  35. ^ Anthony, Mike (July 3, 2014). "Hartford Baseball Coach Justin Blood Signs Five-Year Contract". Courant.com (The Hartford Courant). Archived from the original on July 5, 2014. Retrieved July 5, 2014. 
  36. ^ "Hawks Split with Binghamton in Conference Opener". HartfordHawks.com. Hartford Sports Information. April 9, 2004. Archived from the original on June 8, 2013. Retrieved June 8, 2013. 
  37. ^ "Baseball Falls 11-6 to Holy Cross". HartfordHawks.com. Hartford Sports Information. Archived from the original on June 8, 2013. Retrieved June 8, 2013. 
  38. ^ "2013 Baseball Coaching Staff". HartfordHawks.com. Hartford Sports Information. Archived from the original on June 10, 2013. Retrieved June 10, 2013. 
  39. ^ "Baseball". Archived from the original on June 20, 2014. Retrieved June 20, 2014. 
  40. ^ "University of Hartford Baseball Players Who Made It to the Major Leagues". Baseball-Almanac.com. Archived from the original on June 10, 2013. Retrieved June 10, 2013. 
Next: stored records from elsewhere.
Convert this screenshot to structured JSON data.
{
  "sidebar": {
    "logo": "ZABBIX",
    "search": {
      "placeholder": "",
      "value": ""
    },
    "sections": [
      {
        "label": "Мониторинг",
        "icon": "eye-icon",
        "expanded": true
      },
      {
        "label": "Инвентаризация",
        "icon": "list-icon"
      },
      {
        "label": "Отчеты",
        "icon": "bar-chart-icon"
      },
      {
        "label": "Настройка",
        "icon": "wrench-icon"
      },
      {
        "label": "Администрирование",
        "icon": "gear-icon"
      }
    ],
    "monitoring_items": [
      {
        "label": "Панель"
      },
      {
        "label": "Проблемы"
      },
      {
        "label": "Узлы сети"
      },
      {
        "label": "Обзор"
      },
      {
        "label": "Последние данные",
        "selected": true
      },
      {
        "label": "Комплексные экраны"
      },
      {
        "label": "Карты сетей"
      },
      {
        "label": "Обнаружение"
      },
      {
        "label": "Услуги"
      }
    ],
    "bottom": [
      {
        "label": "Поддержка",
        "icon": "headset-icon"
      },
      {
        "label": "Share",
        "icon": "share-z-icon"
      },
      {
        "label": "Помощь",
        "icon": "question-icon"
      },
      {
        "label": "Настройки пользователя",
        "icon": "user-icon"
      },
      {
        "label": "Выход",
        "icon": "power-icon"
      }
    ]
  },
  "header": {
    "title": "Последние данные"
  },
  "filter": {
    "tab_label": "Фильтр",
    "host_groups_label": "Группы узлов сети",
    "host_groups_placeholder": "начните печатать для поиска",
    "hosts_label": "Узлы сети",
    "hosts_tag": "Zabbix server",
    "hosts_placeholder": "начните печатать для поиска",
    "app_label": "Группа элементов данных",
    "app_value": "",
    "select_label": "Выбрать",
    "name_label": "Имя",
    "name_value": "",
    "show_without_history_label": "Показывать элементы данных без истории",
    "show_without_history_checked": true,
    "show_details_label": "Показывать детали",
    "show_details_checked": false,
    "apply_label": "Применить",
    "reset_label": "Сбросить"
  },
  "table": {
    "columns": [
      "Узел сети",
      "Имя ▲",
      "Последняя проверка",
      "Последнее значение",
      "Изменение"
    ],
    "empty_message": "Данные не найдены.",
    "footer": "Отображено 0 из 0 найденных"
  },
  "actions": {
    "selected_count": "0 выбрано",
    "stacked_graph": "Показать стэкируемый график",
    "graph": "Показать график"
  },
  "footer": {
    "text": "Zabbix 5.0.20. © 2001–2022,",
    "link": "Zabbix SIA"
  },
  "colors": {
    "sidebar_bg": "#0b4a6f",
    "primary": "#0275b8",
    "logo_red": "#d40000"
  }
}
  41. ^ "All-Time Player Roster". HartfordHawks.com. Hartford Sports Information. Archived from the original on June 10, 2013. Retrieved June 10, 2013. 
  42. ^ "MLB Amateur Draft Picks Who Came from "University of Hartford (West Hartford, CT)"". Baseball-Reference.com. Archived from the original on July 20, 2014. Retrieved July 20, 2014. 
  43. ^ Anthony, Mike (July 18, 2014). "First-Round Pick Sean Newcomb, of UHart, Agrees to Terms with Angels". Courant.com (The Hartford Courant). Archived from the original on July 19, 2014. Retrieved July 19, 2014. 
  44. ^ "Cincinnati Reds 2014 Draft Selections". Reds.MLB.com. Archived from the original on July 20, 2014. Retrieved July 20, 2014. 
  45. ^ "Seattle Mariners 2014 Draft Selections". Mariners.MLB.com. Archived from the original on July 20, 2014. Retrieved July 20, 2014.